After students whined about a faculty dean — who is also an attorney and law professor — who is defending Harvey Weinstein, Harvard University caved.
Ronald S. Sullivan Jr. and his wife have been the faculty deans of Harvard’s Winthrop House for the past 10 years, according to The New York Times. Since 2009, there have been no complaints about the couple, who were the first African-American deans at Harvard.
“But when Mr. Sullivan joined the defense team of Mr. Weinstein, the Hollywood producer, in January, many students expressed dismay, saying that his decision to represent a person accused of abusing women disqualified Mr. Sullivan from serving in a role of support and mentorship to students. Mr. Weinstein is scheduled to go to trial in September in Manhattan on rape and related charges,” the Times reported.
Harvard students apparently can’t separate the law from their feelings, and so Sullivan had to go. Administrators conducted a “climate review” of the residential house. As the Times reported, students even staged a sit-in and filed a lawsuit over the situation. Finally, Rakesh Khurana, Dean of Harvard College, caved.
“Over the last few weeks, students and staff have continued to communicate concerns about the climate in Winthrop House to the college,” he wrote in an email to Winthrop House students and staff on Saturday. “The concerns expressed have been serious and numerous. The actions that have been taken to improve the climate have been ineffective, and the noticeable lack of faculty dean presence during critical moments has further deteriorated the climate in the house.
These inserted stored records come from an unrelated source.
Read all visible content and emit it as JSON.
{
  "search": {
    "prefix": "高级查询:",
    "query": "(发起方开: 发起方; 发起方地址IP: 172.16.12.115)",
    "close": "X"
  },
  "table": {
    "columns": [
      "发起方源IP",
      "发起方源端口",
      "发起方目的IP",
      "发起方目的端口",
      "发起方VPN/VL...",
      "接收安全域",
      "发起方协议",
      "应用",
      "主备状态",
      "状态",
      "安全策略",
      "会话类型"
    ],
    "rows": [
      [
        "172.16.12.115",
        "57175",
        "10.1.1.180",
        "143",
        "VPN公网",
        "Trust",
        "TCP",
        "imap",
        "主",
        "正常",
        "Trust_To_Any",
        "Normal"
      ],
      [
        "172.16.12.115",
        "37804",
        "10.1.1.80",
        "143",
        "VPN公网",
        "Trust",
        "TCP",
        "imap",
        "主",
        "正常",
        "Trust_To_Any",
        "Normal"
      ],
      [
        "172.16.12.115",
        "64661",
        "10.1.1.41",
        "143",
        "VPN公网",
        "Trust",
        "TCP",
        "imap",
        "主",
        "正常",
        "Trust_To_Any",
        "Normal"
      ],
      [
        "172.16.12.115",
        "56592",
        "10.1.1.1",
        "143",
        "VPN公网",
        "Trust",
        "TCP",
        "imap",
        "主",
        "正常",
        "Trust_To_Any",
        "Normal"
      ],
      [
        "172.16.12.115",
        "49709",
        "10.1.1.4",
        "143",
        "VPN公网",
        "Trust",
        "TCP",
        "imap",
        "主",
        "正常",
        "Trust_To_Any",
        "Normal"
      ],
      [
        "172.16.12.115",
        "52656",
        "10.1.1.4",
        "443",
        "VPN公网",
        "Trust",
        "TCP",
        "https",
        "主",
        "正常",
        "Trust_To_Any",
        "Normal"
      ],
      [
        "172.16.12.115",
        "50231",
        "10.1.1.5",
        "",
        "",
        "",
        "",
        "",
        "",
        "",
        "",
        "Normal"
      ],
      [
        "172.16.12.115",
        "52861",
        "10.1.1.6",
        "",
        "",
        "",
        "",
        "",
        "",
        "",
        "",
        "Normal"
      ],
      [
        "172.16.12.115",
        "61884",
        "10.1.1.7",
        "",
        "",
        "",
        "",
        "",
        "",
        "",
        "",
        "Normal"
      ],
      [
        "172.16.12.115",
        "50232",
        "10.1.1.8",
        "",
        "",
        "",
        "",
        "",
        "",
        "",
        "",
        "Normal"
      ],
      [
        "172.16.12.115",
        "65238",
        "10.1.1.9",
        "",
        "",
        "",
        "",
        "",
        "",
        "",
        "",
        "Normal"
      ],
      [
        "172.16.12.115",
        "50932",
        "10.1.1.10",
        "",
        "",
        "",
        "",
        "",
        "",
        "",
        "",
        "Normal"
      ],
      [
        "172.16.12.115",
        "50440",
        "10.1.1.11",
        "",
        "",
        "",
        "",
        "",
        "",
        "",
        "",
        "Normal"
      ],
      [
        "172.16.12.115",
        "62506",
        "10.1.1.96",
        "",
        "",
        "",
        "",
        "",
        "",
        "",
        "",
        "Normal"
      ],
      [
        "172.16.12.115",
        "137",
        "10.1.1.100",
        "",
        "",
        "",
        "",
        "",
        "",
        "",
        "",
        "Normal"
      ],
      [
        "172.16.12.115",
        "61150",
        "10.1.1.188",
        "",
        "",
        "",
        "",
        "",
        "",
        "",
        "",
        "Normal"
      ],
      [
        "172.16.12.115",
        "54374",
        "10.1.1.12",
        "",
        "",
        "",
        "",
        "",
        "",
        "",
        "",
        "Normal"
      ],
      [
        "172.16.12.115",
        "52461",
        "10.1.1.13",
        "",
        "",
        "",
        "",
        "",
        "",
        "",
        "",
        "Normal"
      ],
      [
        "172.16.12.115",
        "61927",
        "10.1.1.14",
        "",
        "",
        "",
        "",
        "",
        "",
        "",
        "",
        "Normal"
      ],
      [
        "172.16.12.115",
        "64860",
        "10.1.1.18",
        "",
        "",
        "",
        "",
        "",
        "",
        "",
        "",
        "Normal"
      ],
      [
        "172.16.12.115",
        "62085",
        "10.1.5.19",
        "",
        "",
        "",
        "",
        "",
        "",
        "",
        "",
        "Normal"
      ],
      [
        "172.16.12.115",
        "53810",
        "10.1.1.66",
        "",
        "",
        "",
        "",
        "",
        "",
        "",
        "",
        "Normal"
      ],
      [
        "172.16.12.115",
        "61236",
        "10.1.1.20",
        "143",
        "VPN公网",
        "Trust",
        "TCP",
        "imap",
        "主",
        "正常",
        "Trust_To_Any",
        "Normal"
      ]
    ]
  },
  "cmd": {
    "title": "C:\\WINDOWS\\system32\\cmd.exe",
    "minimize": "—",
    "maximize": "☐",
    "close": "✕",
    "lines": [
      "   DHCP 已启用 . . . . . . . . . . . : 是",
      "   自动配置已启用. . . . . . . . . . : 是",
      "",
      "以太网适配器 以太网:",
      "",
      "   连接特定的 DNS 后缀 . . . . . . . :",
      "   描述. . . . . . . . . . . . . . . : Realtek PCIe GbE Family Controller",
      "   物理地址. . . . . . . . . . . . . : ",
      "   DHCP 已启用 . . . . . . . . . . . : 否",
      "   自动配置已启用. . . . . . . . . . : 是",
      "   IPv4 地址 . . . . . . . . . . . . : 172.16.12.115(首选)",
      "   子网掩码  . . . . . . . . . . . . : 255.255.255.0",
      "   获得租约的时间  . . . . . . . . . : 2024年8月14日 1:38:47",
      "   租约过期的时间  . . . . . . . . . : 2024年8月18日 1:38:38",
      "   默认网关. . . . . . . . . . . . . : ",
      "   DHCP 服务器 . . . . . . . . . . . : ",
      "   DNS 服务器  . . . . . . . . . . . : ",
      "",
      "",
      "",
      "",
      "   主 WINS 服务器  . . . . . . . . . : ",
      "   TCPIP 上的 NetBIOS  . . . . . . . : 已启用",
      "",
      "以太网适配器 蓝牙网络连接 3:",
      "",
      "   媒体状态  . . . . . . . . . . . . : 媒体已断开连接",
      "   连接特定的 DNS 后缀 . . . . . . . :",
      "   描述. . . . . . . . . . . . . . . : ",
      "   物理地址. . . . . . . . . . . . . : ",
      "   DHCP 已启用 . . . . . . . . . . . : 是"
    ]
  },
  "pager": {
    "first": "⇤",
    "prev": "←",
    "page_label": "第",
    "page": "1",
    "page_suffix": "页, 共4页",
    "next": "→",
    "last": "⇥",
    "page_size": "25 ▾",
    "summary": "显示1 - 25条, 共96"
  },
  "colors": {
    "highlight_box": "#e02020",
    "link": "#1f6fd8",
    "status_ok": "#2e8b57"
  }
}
I have concluded that the situation in the house is untenable.”
The controversy highlights a growing problem with current and recent college students: The belief that due process is an impediment to justice.
Because Weinstein was accused of sexually assaulting and harassing women, he doesn’t deserve representation, and any attorney who would represent him must be painted as problematic.
Harvard students should be taught that their feelings are misplaced and that they should have respect for the rule of law, the right to representation, and how to distinguish between an attorney doing their job and a faculty dean doing theirs.
Fifty-two current and former professors at Harvard Law School had signed a letter supporting Sullivan.
“We call upon our university’s administration to recognize that such legal advocacy in service of constitutional principles is not only fully consistent with Sullivan’s roles of law professor and dean of an undergraduate house, but also one of the many possible models that resident deans can provide in teaching, mentoring, and advising students,” the professors wrote.
The professors also wrote that they respect the students’ right to protest “Sullivan’s choice of clients.”
“But we view any pressure by Harvard’s administration for him to resign as faculty dean of Winthrop, because of his representation or speaking on behalf of clients, as inconsistent with the university’s commitment to the freedom to defend ideas, however unpopular,” they concluded.
Colleges and universities continue to give in to the demands of student mobs, who will not be subjected even slightly to views and ideas they disagree with nor learn to cope with unpleasant things in the real world.